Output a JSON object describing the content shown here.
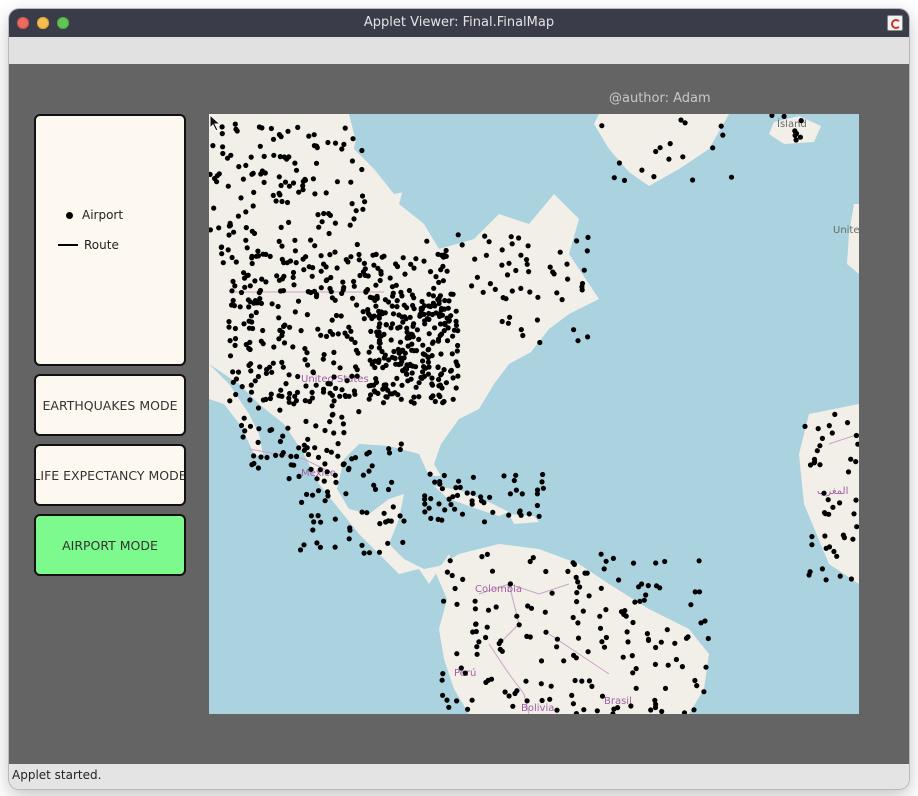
{
  "window": {
    "title": "Applet Viewer: Final.FinalMap",
    "status": "Applet started."
  },
  "canvas": {
    "author": "@author: Adam"
  },
  "legend": {
    "items": [
      {
        "symbol": "dot",
        "label": "Airport"
      },
      {
        "symbol": "line",
        "label": "Route"
      }
    ]
  },
  "modes": [
    {
      "label": "EARTHQUAKES MODE",
      "active": false
    },
    {
      "label": "LIFE EXPECTANCY MODE",
      "active": false
    },
    {
      "label": "AIRPORT MODE",
      "active": true
    }
  ],
  "map": {
    "labels": {
      "iceland": "Ísland",
      "uk": "United",
      "usa": "United States",
      "mexico": "México",
      "colombia": "Colombia",
      "peru": "Perú",
      "bolivia": "Bolivia",
      "brazil": "Brasil",
      "morocco": "المغرب"
    },
    "colors": {
      "ocean": "#aad3df",
      "land": "#f2efe9",
      "airport": "#000000",
      "border": "#c9a3c9",
      "active_mode": "#7dfa8d"
    }
  }
}
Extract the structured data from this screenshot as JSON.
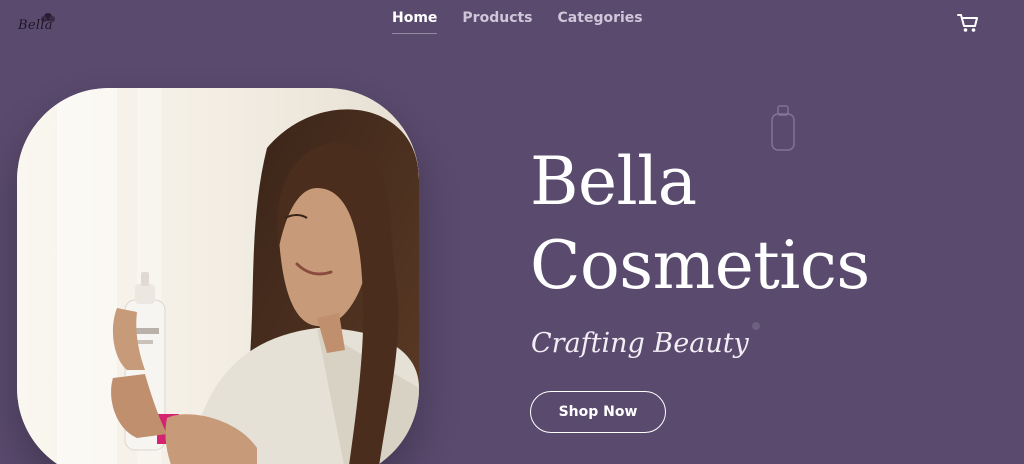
{
  "brand": {
    "logo_text": "Bella"
  },
  "nav": {
    "items": [
      {
        "label": "Home",
        "active": true
      },
      {
        "label": "Products",
        "active": false
      },
      {
        "label": "Categories",
        "active": false
      }
    ],
    "cart_icon": "cart-icon"
  },
  "hero": {
    "title": "Bella Cosmetics",
    "subtitle": "Crafting Beauty",
    "cta_label": "Shop Now",
    "image_alt": "Woman smiling holding a cosmetic spray bottle"
  },
  "colors": {
    "background": "#5a4a6e",
    "text": "#ffffff",
    "nav_inactive": "#cfc6da"
  }
}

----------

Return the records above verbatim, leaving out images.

Output a JSON object describing the content shown here.
{
  "window": {
    "title": "Applet Viewer: Final.FinalMap",
    "status": "Applet started."
  },
  "canvas": {
    "author": "@author: Adam"
  },
  "legend": {
    "items": [
      {
        "symbol": "dot",
        "label": "Airport"
      },
      {
        "symbol": "line",
        "label": "Route"
      }
    ]
  },
  "modes": [
    {
      "label": "EARTHQUAKES MODE",
      "active": false
    },
    {
      "label": "LIFE EXPECTANCY MODE",
      "active": false
    },
    {
      "label": "AIRPORT MODE",
      "active": true
    }
  ],
  "map": {
    "labels": {
      "iceland": "Ísland",
      "uk": "United",
      "usa": "United States",
      "mexico": "México",
      "colombia": "Colombia",
      "peru": "Perú",
      "bolivia": "Bolivia",
      "brazil": "Brasil",
      "morocco": "المغرب"
    },
    "colors": {
      "ocean": "#aad3df",
      "land": "#f2efe9",
      "airport": "#000000",
      "border": "#c9a3c9",
      "active_mode": "#7dfa8d"
    }
  }
}
Extract the structured data from this screenshot as JSON.
{
  "brand": {
    "logo_text": "Bella"
  },
  "nav": {
    "items": [
      {
        "label": "Home",
        "active": true
      },
      {
        "label": "Products",
        "active": false
      },
      {
        "label": "Categories",
        "active": false
      }
    ],
    "cart_icon": "cart-icon"
  },
  "hero": {
    "title": "Bella Cosmetics",
    "subtitle": "Crafting Beauty",
    "cta_label": "Shop Now",
    "image_alt": "Woman smiling holding a cosmetic spray bottle"
  },
  "colors": {
    "background": "#5a4a6e",
    "text": "#ffffff",
    "nav_inactive": "#cfc6da"
  }
}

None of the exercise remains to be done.